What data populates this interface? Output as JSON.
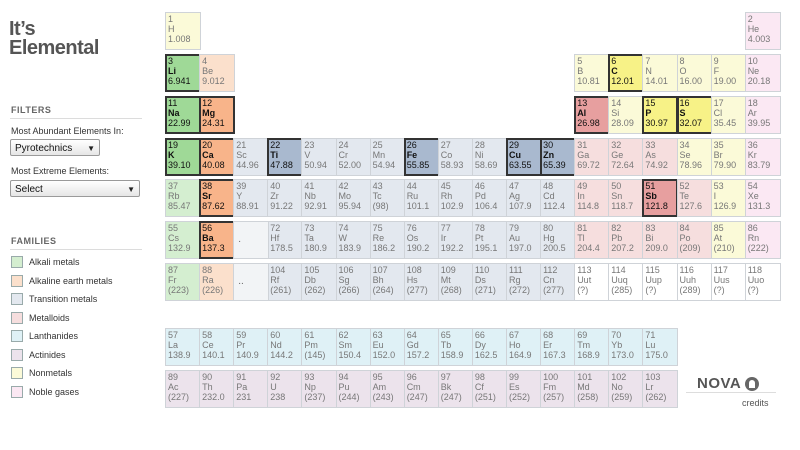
{
  "app": {
    "title_line1": "It’s",
    "title_line2": "Elemental"
  },
  "filters": {
    "heading": "FILTERS",
    "abundant_label": "Most Abundant Elements In:",
    "abundant_value": "Pyrotechnics",
    "extreme_label": "Most Extreme Elements:",
    "extreme_value": "Select"
  },
  "families": {
    "heading": "FAMILIES",
    "items": [
      {
        "key": "alkali",
        "label": "Alkali metals",
        "color": "#d4eed0"
      },
      {
        "key": "alkaline",
        "label": "Alkaline earth metals",
        "color": "#fbe0cc"
      },
      {
        "key": "transition",
        "label": "Transition metals",
        "color": "#e3e8ef"
      },
      {
        "key": "metalloid",
        "label": "Metalloids",
        "color": "#f6dede"
      },
      {
        "key": "lanthanide",
        "label": "Lanthanides",
        "color": "#dff1f6"
      },
      {
        "key": "actinide",
        "label": "Actinides",
        "color": "#ece3ec"
      },
      {
        "key": "nonmetal",
        "label": "Nonmetals",
        "color": "#fbfad8"
      },
      {
        "key": "noble",
        "label": "Noble gases",
        "color": "#fbe8f3"
      }
    ]
  },
  "placeholders": [
    {
      "row": 6,
      "col": 3,
      "text": "."
    },
    {
      "row": 7,
      "col": 3,
      "text": ".."
    }
  ],
  "elements": [
    {
      "n": "1",
      "s": "H",
      "m": "1.008",
      "row": 1,
      "col": 1,
      "cat": "nonmetal"
    },
    {
      "n": "2",
      "s": "He",
      "m": "4.003",
      "row": 1,
      "col": 18,
      "cat": "noble"
    },
    {
      "n": "3",
      "s": "Li",
      "m": "6.941",
      "row": 2,
      "col": 1,
      "cat": "alkali",
      "hl": true
    },
    {
      "n": "4",
      "s": "Be",
      "m": "9.012",
      "row": 2,
      "col": 2,
      "cat": "alkaline"
    },
    {
      "n": "5",
      "s": "B",
      "m": "10.81",
      "row": 2,
      "col": 13,
      "cat": "nonmetal"
    },
    {
      "n": "6",
      "s": "C",
      "m": "12.01",
      "row": 2,
      "col": 14,
      "cat": "nonmetal",
      "hl": true
    },
    {
      "n": "7",
      "s": "N",
      "m": "14.01",
      "row": 2,
      "col": 15,
      "cat": "nonmetal"
    },
    {
      "n": "8",
      "s": "O",
      "m": "16.00",
      "row": 2,
      "col": 16,
      "cat": "nonmetal"
    },
    {
      "n": "9",
      "s": "F",
      "m": "19.00",
      "row": 2,
      "col": 17,
      "cat": "nonmetal"
    },
    {
      "n": "10",
      "s": "Ne",
      "m": "20.18",
      "row": 2,
      "col": 18,
      "cat": "noble"
    },
    {
      "n": "11",
      "s": "Na",
      "m": "22.99",
      "row": 3,
      "col": 1,
      "cat": "alkali",
      "hl": true
    },
    {
      "n": "12",
      "s": "Mg",
      "m": "24.31",
      "row": 3,
      "col": 2,
      "cat": "alkaline",
      "hl": true
    },
    {
      "n": "13",
      "s": "Al",
      "m": "26.98",
      "row": 3,
      "col": 13,
      "cat": "metalloid",
      "hl": true
    },
    {
      "n": "14",
      "s": "Si",
      "m": "28.09",
      "row": 3,
      "col": 14,
      "cat": "nonmetal"
    },
    {
      "n": "15",
      "s": "P",
      "m": "30.97",
      "row": 3,
      "col": 15,
      "cat": "nonmetal",
      "hl": true
    },
    {
      "n": "16",
      "s": "S",
      "m": "32.07",
      "row": 3,
      "col": 16,
      "cat": "nonmetal",
      "hl": true
    },
    {
      "n": "17",
      "s": "Cl",
      "m": "35.45",
      "row": 3,
      "col": 17,
      "cat": "nonmetal"
    },
    {
      "n": "18",
      "s": "Ar",
      "m": "39.95",
      "row": 3,
      "col": 18,
      "cat": "noble"
    },
    {
      "n": "19",
      "s": "K",
      "m": "39.10",
      "row": 4,
      "col": 1,
      "cat": "alkali",
      "hl": true
    },
    {
      "n": "20",
      "s": "Ca",
      "m": "40.08",
      "row": 4,
      "col": 2,
      "cat": "alkaline",
      "hl": true
    },
    {
      "n": "21",
      "s": "Sc",
      "m": "44.96",
      "row": 4,
      "col": 3,
      "cat": "transition"
    },
    {
      "n": "22",
      "s": "Ti",
      "m": "47.88",
      "row": 4,
      "col": 4,
      "cat": "transition",
      "hl": true
    },
    {
      "n": "23",
      "s": "V",
      "m": "50.94",
      "row": 4,
      "col": 5,
      "cat": "transition"
    },
    {
      "n": "24",
      "s": "Cr",
      "m": "52.00",
      "row": 4,
      "col": 6,
      "cat": "transition"
    },
    {
      "n": "25",
      "s": "Mn",
      "m": "54.94",
      "row": 4,
      "col": 7,
      "cat": "transition"
    },
    {
      "n": "26",
      "s": "Fe",
      "m": "55.85",
      "row": 4,
      "col": 8,
      "cat": "transition",
      "hl": true
    },
    {
      "n": "27",
      "s": "Co",
      "m": "58.93",
      "row": 4,
      "col": 9,
      "cat": "transition"
    },
    {
      "n": "28",
      "s": "Ni",
      "m": "58.69",
      "row": 4,
      "col": 10,
      "cat": "transition"
    },
    {
      "n": "29",
      "s": "Cu",
      "m": "63.55",
      "row": 4,
      "col": 11,
      "cat": "transition",
      "hl": true
    },
    {
      "n": "30",
      "s": "Zn",
      "m": "65.39",
      "row": 4,
      "col": 12,
      "cat": "transition",
      "hl": true
    },
    {
      "n": "31",
      "s": "Ga",
      "m": "69.72",
      "row": 4,
      "col": 13,
      "cat": "metalloid"
    },
    {
      "n": "32",
      "s": "Ge",
      "m": "72.64",
      "row": 4,
      "col": 14,
      "cat": "metalloid"
    },
    {
      "n": "33",
      "s": "As",
      "m": "74.92",
      "row": 4,
      "col": 15,
      "cat": "metalloid"
    },
    {
      "n": "34",
      "s": "Se",
      "m": "78.96",
      "row": 4,
      "col": 16,
      "cat": "nonmetal"
    },
    {
      "n": "35",
      "s": "Br",
      "m": "79.90",
      "row": 4,
      "col": 17,
      "cat": "nonmetal"
    },
    {
      "n": "36",
      "s": "Kr",
      "m": "83.79",
      "row": 4,
      "col": 18,
      "cat": "noble"
    },
    {
      "n": "37",
      "s": "Rb",
      "m": "85.47",
      "row": 5,
      "col": 1,
      "cat": "alkali"
    },
    {
      "n": "38",
      "s": "Sr",
      "m": "87.62",
      "row": 5,
      "col": 2,
      "cat": "alkaline",
      "hl": true
    },
    {
      "n": "39",
      "s": "Y",
      "m": "88.91",
      "row": 5,
      "col": 3,
      "cat": "transition"
    },
    {
      "n": "40",
      "s": "Zr",
      "m": "91.22",
      "row": 5,
      "col": 4,
      "cat": "transition"
    },
    {
      "n": "41",
      "s": "Nb",
      "m": "92.91",
      "row": 5,
      "col": 5,
      "cat": "transition"
    },
    {
      "n": "42",
      "s": "Mo",
      "m": "95.94",
      "row": 5,
      "col": 6,
      "cat": "transition"
    },
    {
      "n": "43",
      "s": "Tc",
      "m": "(98)",
      "row": 5,
      "col": 7,
      "cat": "transition"
    },
    {
      "n": "44",
      "s": "Ru",
      "m": "101.1",
      "row": 5,
      "col": 8,
      "cat": "transition"
    },
    {
      "n": "45",
      "s": "Rh",
      "m": "102.9",
      "row": 5,
      "col": 9,
      "cat": "transition"
    },
    {
      "n": "46",
      "s": "Pd",
      "m": "106.4",
      "row": 5,
      "col": 10,
      "cat": "transition"
    },
    {
      "n": "47",
      "s": "Ag",
      "m": "107.9",
      "row": 5,
      "col": 11,
      "cat": "transition"
    },
    {
      "n": "48",
      "s": "Cd",
      "m": "112.4",
      "row": 5,
      "col": 12,
      "cat": "transition"
    },
    {
      "n": "49",
      "s": "In",
      "m": "114.8",
      "row": 5,
      "col": 13,
      "cat": "metalloid"
    },
    {
      "n": "50",
      "s": "Sn",
      "m": "118.7",
      "row": 5,
      "col": 14,
      "cat": "metalloid"
    },
    {
      "n": "51",
      "s": "Sb",
      "m": "121.8",
      "row": 5,
      "col": 15,
      "cat": "metalloid",
      "hl": true
    },
    {
      "n": "52",
      "s": "Te",
      "m": "127.6",
      "row": 5,
      "col": 16,
      "cat": "metalloid"
    },
    {
      "n": "53",
      "s": "I",
      "m": "126.9",
      "row": 5,
      "col": 17,
      "cat": "nonmetal"
    },
    {
      "n": "54",
      "s": "Xe",
      "m": "131.3",
      "row": 5,
      "col": 18,
      "cat": "noble"
    },
    {
      "n": "55",
      "s": "Cs",
      "m": "132.9",
      "row": 6,
      "col": 1,
      "cat": "alkali"
    },
    {
      "n": "56",
      "s": "Ba",
      "m": "137.3",
      "row": 6,
      "col": 2,
      "cat": "alkaline",
      "hl": true
    },
    {
      "n": "72",
      "s": "Hf",
      "m": "178.5",
      "row": 6,
      "col": 4,
      "cat": "transition"
    },
    {
      "n": "73",
      "s": "Ta",
      "m": "180.9",
      "row": 6,
      "col": 5,
      "cat": "transition"
    },
    {
      "n": "74",
      "s": "W",
      "m": "183.9",
      "row": 6,
      "col": 6,
      "cat": "transition"
    },
    {
      "n": "75",
      "s": "Re",
      "m": "186.2",
      "row": 6,
      "col": 7,
      "cat": "transition"
    },
    {
      "n": "76",
      "s": "Os",
      "m": "190.2",
      "row": 6,
      "col": 8,
      "cat": "transition"
    },
    {
      "n": "77",
      "s": "Ir",
      "m": "192.2",
      "row": 6,
      "col": 9,
      "cat": "transition"
    },
    {
      "n": "78",
      "s": "Pt",
      "m": "195.1",
      "row": 6,
      "col": 10,
      "cat": "transition"
    },
    {
      "n": "79",
      "s": "Au",
      "m": "197.0",
      "row": 6,
      "col": 11,
      "cat": "transition"
    },
    {
      "n": "80",
      "s": "Hg",
      "m": "200.5",
      "row": 6,
      "col": 12,
      "cat": "transition"
    },
    {
      "n": "81",
      "s": "Tl",
      "m": "204.4",
      "row": 6,
      "col": 13,
      "cat": "metalloid"
    },
    {
      "n": "82",
      "s": "Pb",
      "m": "207.2",
      "row": 6,
      "col": 14,
      "cat": "metalloid"
    },
    {
      "n": "83",
      "s": "Bi",
      "m": "209.0",
      "row": 6,
      "col": 15,
      "cat": "metalloid"
    },
    {
      "n": "84",
      "s": "Po",
      "m": "(209)",
      "row": 6,
      "col": 16,
      "cat": "metalloid"
    },
    {
      "n": "85",
      "s": "At",
      "m": "(210)",
      "row": 6,
      "col": 17,
      "cat": "nonmetal"
    },
    {
      "n": "86",
      "s": "Rn",
      "m": "(222)",
      "row": 6,
      "col": 18,
      "cat": "noble"
    },
    {
      "n": "87",
      "s": "Fr",
      "m": "(223)",
      "row": 7,
      "col": 1,
      "cat": "alkali"
    },
    {
      "n": "88",
      "s": "Ra",
      "m": "(226)",
      "row": 7,
      "col": 2,
      "cat": "alkaline"
    },
    {
      "n": "104",
      "s": "Rf",
      "m": "(261)",
      "row": 7,
      "col": 4,
      "cat": "transition"
    },
    {
      "n": "105",
      "s": "Db",
      "m": "(262)",
      "row": 7,
      "col": 5,
      "cat": "transition"
    },
    {
      "n": "106",
      "s": "Sg",
      "m": "(266)",
      "row": 7,
      "col": 6,
      "cat": "transition"
    },
    {
      "n": "107",
      "s": "Bh",
      "m": "(264)",
      "row": 7,
      "col": 7,
      "cat": "transition"
    },
    {
      "n": "108",
      "s": "Hs",
      "m": "(277)",
      "row": 7,
      "col": 8,
      "cat": "transition"
    },
    {
      "n": "109",
      "s": "Mt",
      "m": "(268)",
      "row": 7,
      "col": 9,
      "cat": "transition"
    },
    {
      "n": "110",
      "s": "Ds",
      "m": "(271)",
      "row": 7,
      "col": 10,
      "cat": "transition"
    },
    {
      "n": "111",
      "s": "Rg",
      "m": "(272)",
      "row": 7,
      "col": 11,
      "cat": "transition"
    },
    {
      "n": "112",
      "s": "Cn",
      "m": "(277)",
      "row": 7,
      "col": 12,
      "cat": "transition"
    },
    {
      "n": "113",
      "s": "Uut",
      "m": "(?)",
      "row": 7,
      "col": 13,
      "cat": "unknown"
    },
    {
      "n": "114",
      "s": "Uuq",
      "m": "(285)",
      "row": 7,
      "col": 14,
      "cat": "unknown"
    },
    {
      "n": "115",
      "s": "Uup",
      "m": "(?)",
      "row": 7,
      "col": 15,
      "cat": "unknown"
    },
    {
      "n": "116",
      "s": "Uuh",
      "m": "(289)",
      "row": 7,
      "col": 16,
      "cat": "unknown"
    },
    {
      "n": "117",
      "s": "Uus",
      "m": "(?)",
      "row": 7,
      "col": 17,
      "cat": "unknown"
    },
    {
      "n": "118",
      "s": "Uuo",
      "m": "(?)",
      "row": 7,
      "col": 18,
      "cat": "unknown"
    },
    {
      "n": "57",
      "s": "La",
      "m": "138.9",
      "row": 8,
      "col": 1,
      "cat": "lanthanide"
    },
    {
      "n": "58",
      "s": "Ce",
      "m": "140.1",
      "row": 8,
      "col": 2,
      "cat": "lanthanide"
    },
    {
      "n": "59",
      "s": "Pr",
      "m": "140.9",
      "row": 8,
      "col": 3,
      "cat": "lanthanide"
    },
    {
      "n": "60",
      "s": "Nd",
      "m": "144.2",
      "row": 8,
      "col": 4,
      "cat": "lanthanide"
    },
    {
      "n": "61",
      "s": "Pm",
      "m": "(145)",
      "row": 8,
      "col": 5,
      "cat": "lanthanide"
    },
    {
      "n": "62",
      "s": "Sm",
      "m": "150.4",
      "row": 8,
      "col": 6,
      "cat": "lanthanide"
    },
    {
      "n": "63",
      "s": "Eu",
      "m": "152.0",
      "row": 8,
      "col": 7,
      "cat": "lanthanide"
    },
    {
      "n": "64",
      "s": "Gd",
      "m": "157.2",
      "row": 8,
      "col": 8,
      "cat": "lanthanide"
    },
    {
      "n": "65",
      "s": "Tb",
      "m": "158.9",
      "row": 8,
      "col": 9,
      "cat": "lanthanide"
    },
    {
      "n": "66",
      "s": "Dy",
      "m": "162.5",
      "row": 8,
      "col": 10,
      "cat": "lanthanide"
    },
    {
      "n": "67",
      "s": "Ho",
      "m": "164.9",
      "row": 8,
      "col": 11,
      "cat": "lanthanide"
    },
    {
      "n": "68",
      "s": "Er",
      "m": "167.3",
      "row": 8,
      "col": 12,
      "cat": "lanthanide"
    },
    {
      "n": "69",
      "s": "Tm",
      "m": "168.9",
      "row": 8,
      "col": 13,
      "cat": "lanthanide"
    },
    {
      "n": "70",
      "s": "Yb",
      "m": "173.0",
      "row": 8,
      "col": 14,
      "cat": "lanthanide"
    },
    {
      "n": "71",
      "s": "Lu",
      "m": "175.0",
      "row": 8,
      "col": 15,
      "cat": "lanthanide"
    },
    {
      "n": "89",
      "s": "Ac",
      "m": "(227)",
      "row": 9,
      "col": 1,
      "cat": "actinide"
    },
    {
      "n": "90",
      "s": "Th",
      "m": "232.0",
      "row": 9,
      "col": 2,
      "cat": "actinide"
    },
    {
      "n": "91",
      "s": "Pa",
      "m": "231",
      "row": 9,
      "col": 3,
      "cat": "actinide"
    },
    {
      "n": "92",
      "s": "U",
      "m": "238",
      "row": 9,
      "col": 4,
      "cat": "actinide"
    },
    {
      "n": "93",
      "s": "Np",
      "m": "(237)",
      "row": 9,
      "col": 5,
      "cat": "actinide"
    },
    {
      "n": "94",
      "s": "Pu",
      "m": "(244)",
      "row": 9,
      "col": 6,
      "cat": "actinide"
    },
    {
      "n": "95",
      "s": "Am",
      "m": "(243)",
      "row": 9,
      "col": 7,
      "cat": "actinide"
    },
    {
      "n": "96",
      "s": "Cm",
      "m": "(247)",
      "row": 9,
      "col": 8,
      "cat": "actinide"
    },
    {
      "n": "97",
      "s": "Bk",
      "m": "(247)",
      "row": 9,
      "col": 9,
      "cat": "actinide"
    },
    {
      "n": "98",
      "s": "Cf",
      "m": "(251)",
      "row": 9,
      "col": 10,
      "cat": "actinide"
    },
    {
      "n": "99",
      "s": "Es",
      "m": "(252)",
      "row": 9,
      "col": 11,
      "cat": "actinide"
    },
    {
      "n": "100",
      "s": "Fm",
      "m": "(257)",
      "row": 9,
      "col": 12,
      "cat": "actinide"
    },
    {
      "n": "101",
      "s": "Md",
      "m": "(258)",
      "row": 9,
      "col": 13,
      "cat": "actinide"
    },
    {
      "n": "102",
      "s": "No",
      "m": "(259)",
      "row": 9,
      "col": 14,
      "cat": "actinide"
    },
    {
      "n": "103",
      "s": "Lr",
      "m": "(262)",
      "row": 9,
      "col": 15,
      "cat": "actinide"
    }
  ],
  "footer": {
    "logo_text": "NOVA",
    "logo_icon": "pbs-logo-icon",
    "credits_label": "credits"
  }
}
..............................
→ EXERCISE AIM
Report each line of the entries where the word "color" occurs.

→ SOLUTION TO THIS TASK
        "color": "#d4eed0"
        "color": "#fbe0cc"
        "color": "#e3e8ef"
        "color": "#f6dede"
        "color": "#dff1f6"
        "color": "#ece3ec"
        "color": "#fbfad8"
        "color": "#fbe8f3"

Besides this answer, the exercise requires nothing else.